◆ Assignment
Among the lines below, count those that include "title", and state the count alone.

◆ Materials provided
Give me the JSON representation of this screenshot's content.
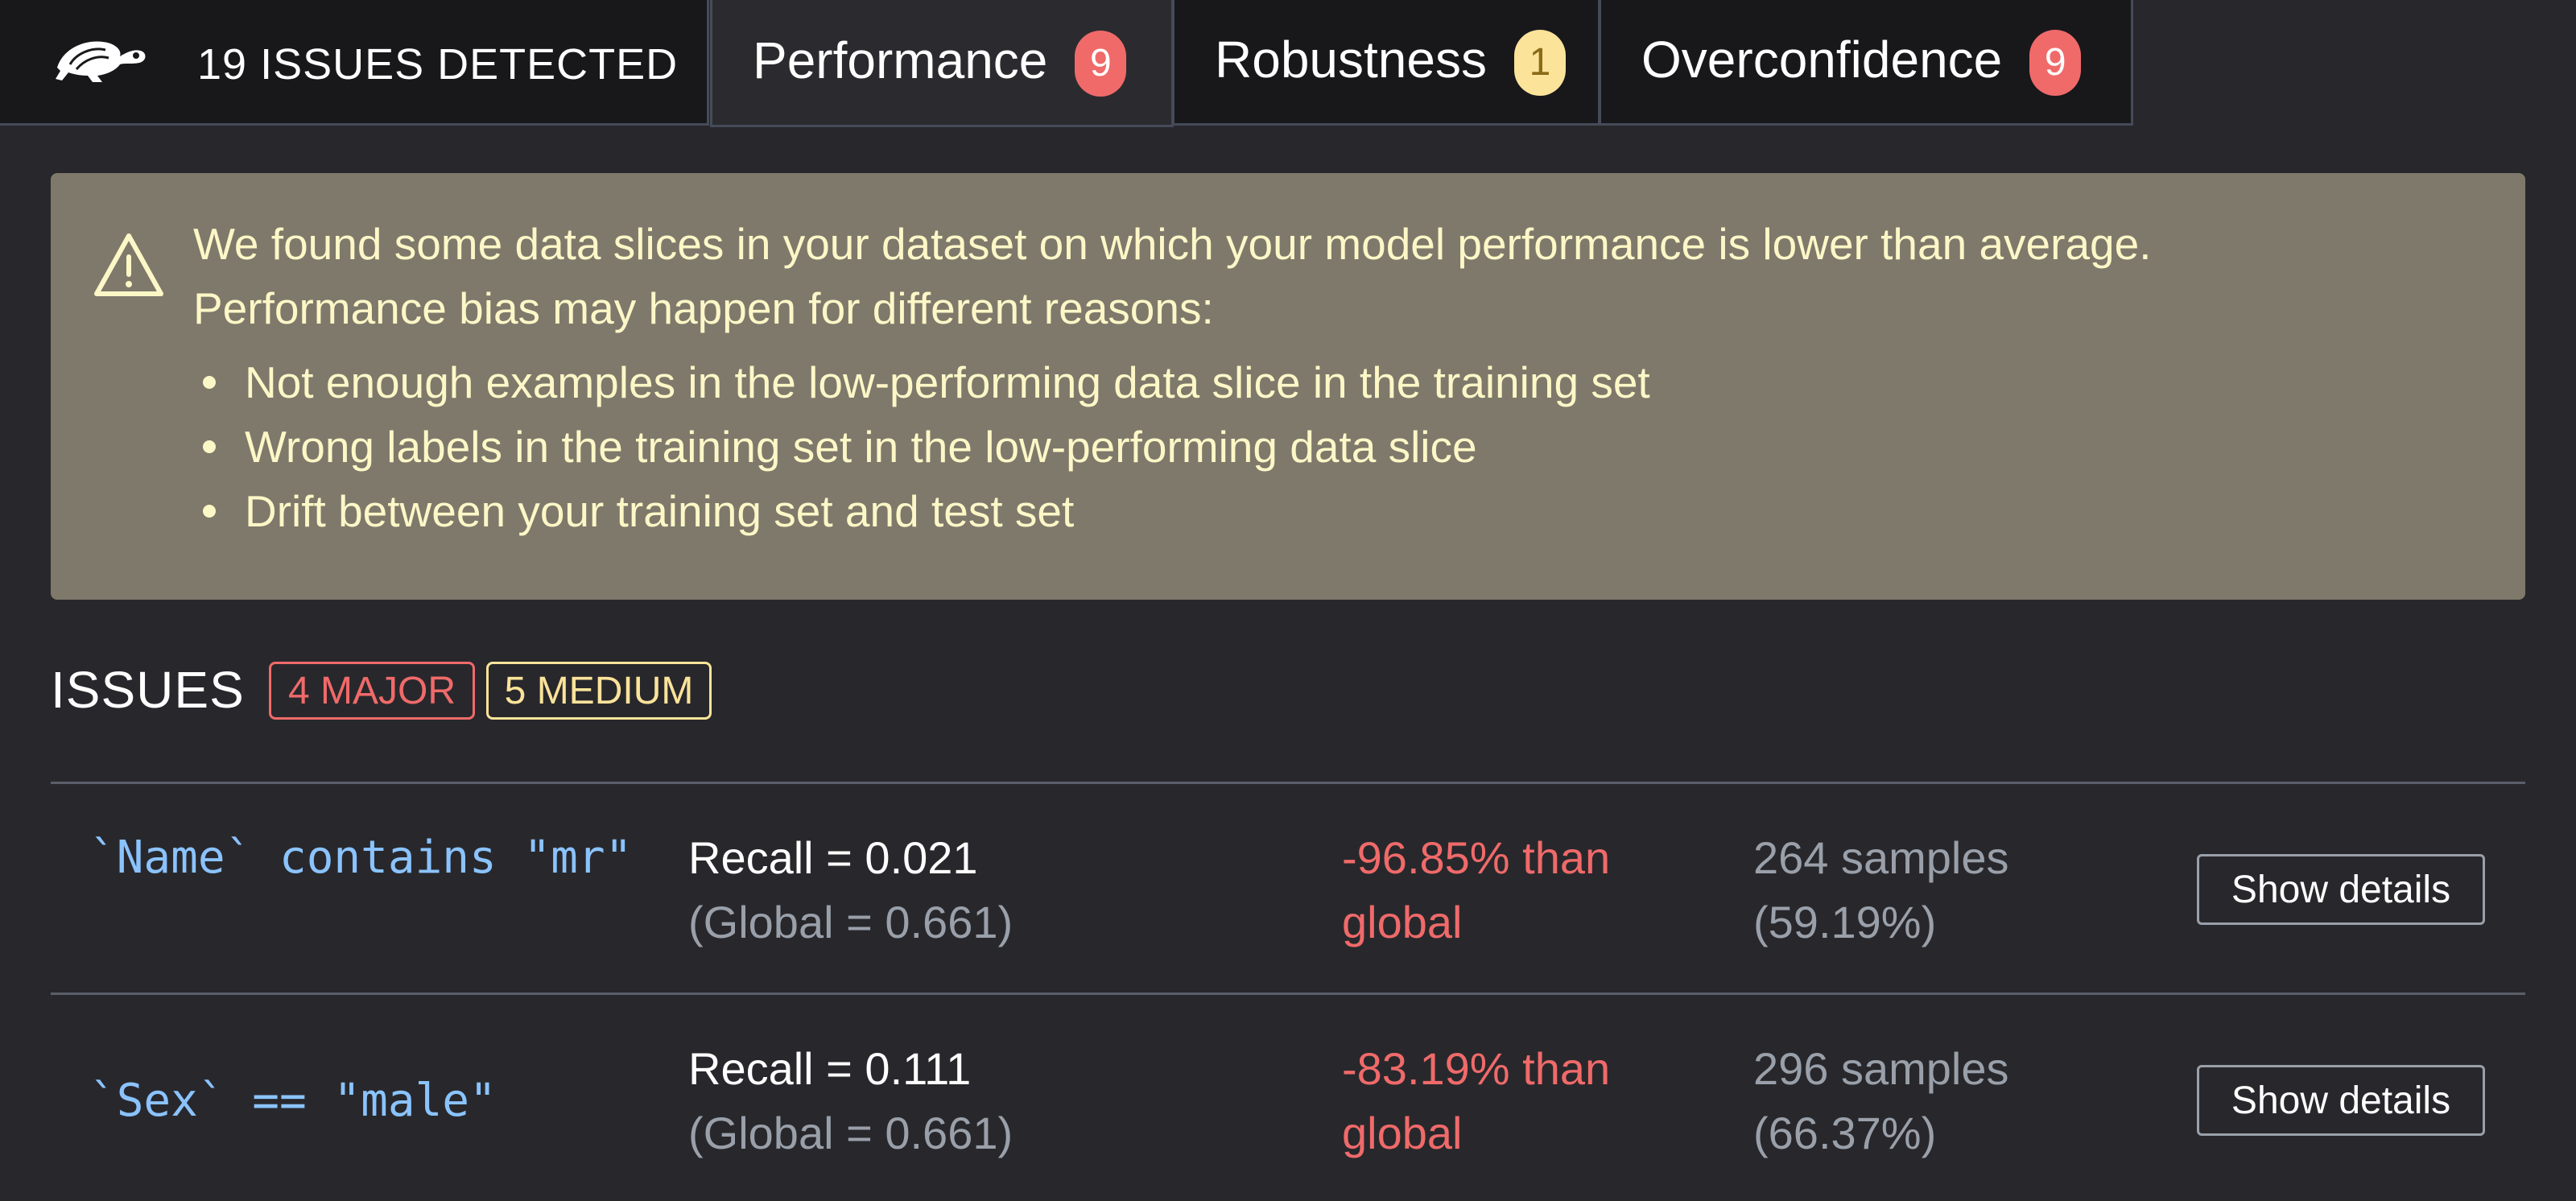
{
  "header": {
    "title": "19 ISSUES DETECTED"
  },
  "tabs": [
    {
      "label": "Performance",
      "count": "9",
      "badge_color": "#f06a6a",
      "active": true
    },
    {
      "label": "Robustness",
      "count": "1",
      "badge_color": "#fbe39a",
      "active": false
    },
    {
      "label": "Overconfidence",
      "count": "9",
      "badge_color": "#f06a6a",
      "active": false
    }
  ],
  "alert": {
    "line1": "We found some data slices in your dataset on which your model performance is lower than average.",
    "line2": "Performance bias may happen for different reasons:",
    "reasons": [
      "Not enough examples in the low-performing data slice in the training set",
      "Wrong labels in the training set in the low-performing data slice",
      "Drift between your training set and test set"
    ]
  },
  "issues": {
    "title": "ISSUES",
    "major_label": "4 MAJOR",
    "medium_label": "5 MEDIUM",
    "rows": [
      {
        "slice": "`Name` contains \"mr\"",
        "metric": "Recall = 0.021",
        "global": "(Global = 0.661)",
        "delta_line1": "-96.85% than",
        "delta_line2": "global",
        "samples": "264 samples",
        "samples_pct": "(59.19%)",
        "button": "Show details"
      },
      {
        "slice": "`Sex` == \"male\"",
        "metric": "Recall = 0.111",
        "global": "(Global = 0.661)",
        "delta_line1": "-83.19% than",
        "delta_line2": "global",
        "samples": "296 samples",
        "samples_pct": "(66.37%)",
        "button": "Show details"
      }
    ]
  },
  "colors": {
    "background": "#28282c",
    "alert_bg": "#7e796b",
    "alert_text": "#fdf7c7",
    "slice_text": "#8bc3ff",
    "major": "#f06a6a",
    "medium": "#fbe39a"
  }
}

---

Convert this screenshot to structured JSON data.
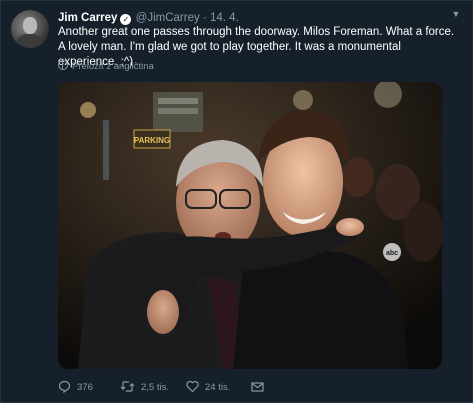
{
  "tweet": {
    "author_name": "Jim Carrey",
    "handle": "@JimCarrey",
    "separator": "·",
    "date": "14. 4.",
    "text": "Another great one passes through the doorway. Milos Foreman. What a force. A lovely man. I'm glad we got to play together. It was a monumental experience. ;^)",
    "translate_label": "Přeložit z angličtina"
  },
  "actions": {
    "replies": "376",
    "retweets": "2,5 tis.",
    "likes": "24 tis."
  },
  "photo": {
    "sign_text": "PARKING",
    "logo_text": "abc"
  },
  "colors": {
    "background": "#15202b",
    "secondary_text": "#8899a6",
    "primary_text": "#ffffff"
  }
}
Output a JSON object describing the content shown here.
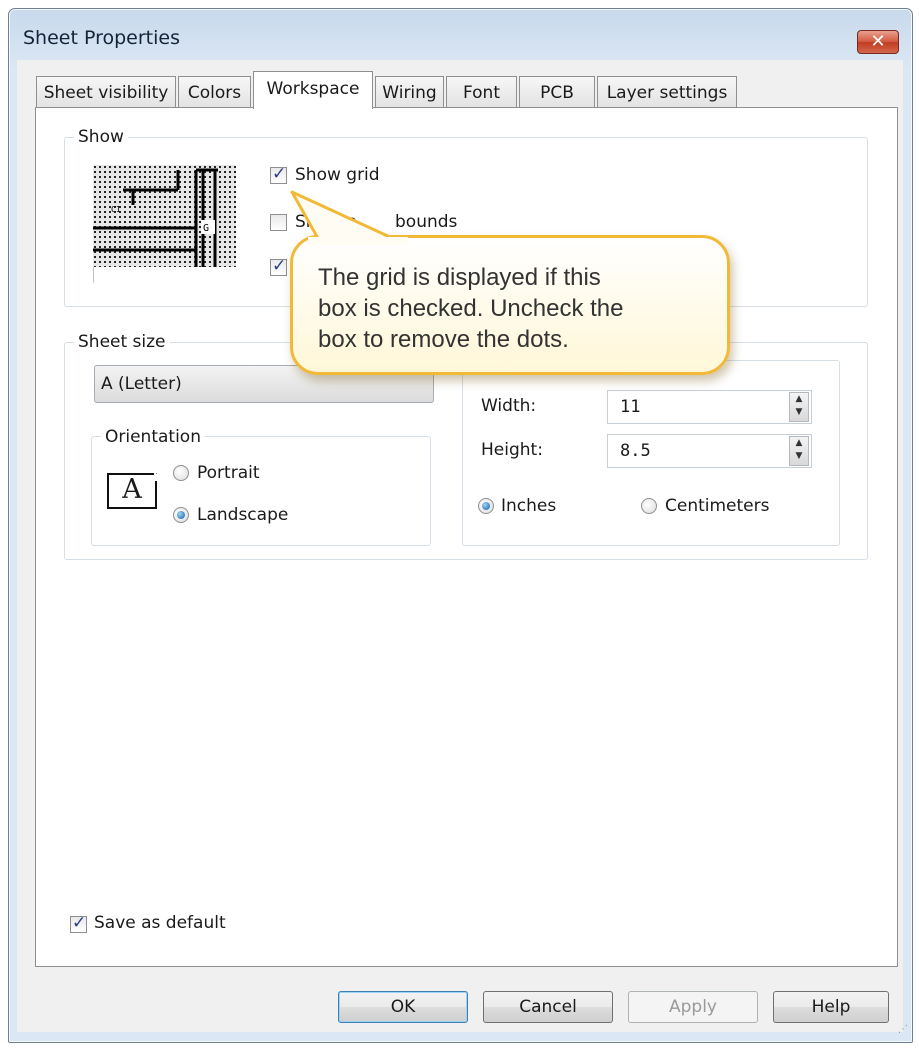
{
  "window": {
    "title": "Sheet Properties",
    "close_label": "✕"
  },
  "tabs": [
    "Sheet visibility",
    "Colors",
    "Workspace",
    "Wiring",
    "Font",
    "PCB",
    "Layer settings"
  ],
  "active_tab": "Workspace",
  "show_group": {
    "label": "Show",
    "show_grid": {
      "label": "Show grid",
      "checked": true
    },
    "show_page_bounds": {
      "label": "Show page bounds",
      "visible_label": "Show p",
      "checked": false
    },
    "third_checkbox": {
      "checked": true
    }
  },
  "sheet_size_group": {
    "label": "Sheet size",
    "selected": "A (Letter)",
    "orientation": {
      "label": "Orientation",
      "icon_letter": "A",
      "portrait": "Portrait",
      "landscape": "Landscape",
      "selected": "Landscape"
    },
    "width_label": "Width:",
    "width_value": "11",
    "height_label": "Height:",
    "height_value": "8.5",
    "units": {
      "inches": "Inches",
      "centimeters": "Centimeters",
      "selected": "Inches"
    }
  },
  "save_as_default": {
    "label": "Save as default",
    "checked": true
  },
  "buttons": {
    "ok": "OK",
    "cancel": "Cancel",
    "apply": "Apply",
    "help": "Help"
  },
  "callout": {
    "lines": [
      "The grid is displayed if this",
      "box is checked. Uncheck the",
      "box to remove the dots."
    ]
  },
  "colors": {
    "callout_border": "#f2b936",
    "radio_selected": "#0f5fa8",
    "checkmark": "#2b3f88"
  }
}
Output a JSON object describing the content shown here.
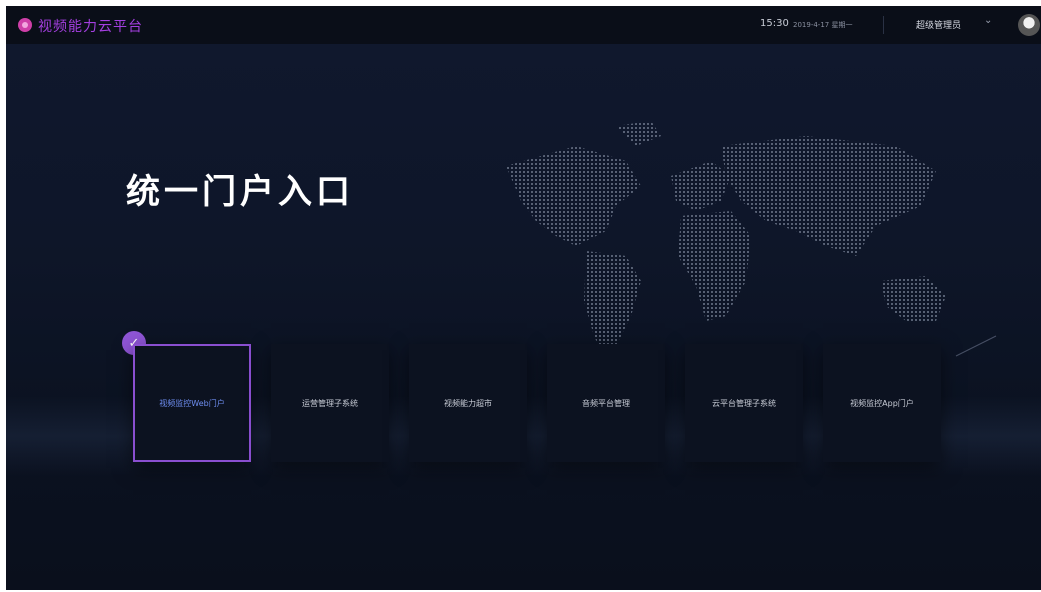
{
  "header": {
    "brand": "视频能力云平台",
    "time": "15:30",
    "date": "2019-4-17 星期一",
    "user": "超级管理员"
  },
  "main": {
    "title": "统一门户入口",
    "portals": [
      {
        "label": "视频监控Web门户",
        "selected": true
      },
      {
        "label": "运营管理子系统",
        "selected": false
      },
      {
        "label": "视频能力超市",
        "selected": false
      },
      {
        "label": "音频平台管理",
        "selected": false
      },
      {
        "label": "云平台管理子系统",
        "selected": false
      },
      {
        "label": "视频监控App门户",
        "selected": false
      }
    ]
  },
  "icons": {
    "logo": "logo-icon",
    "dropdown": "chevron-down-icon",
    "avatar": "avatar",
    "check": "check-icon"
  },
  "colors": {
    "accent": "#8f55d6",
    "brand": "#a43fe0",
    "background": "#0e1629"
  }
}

◆ The answer
4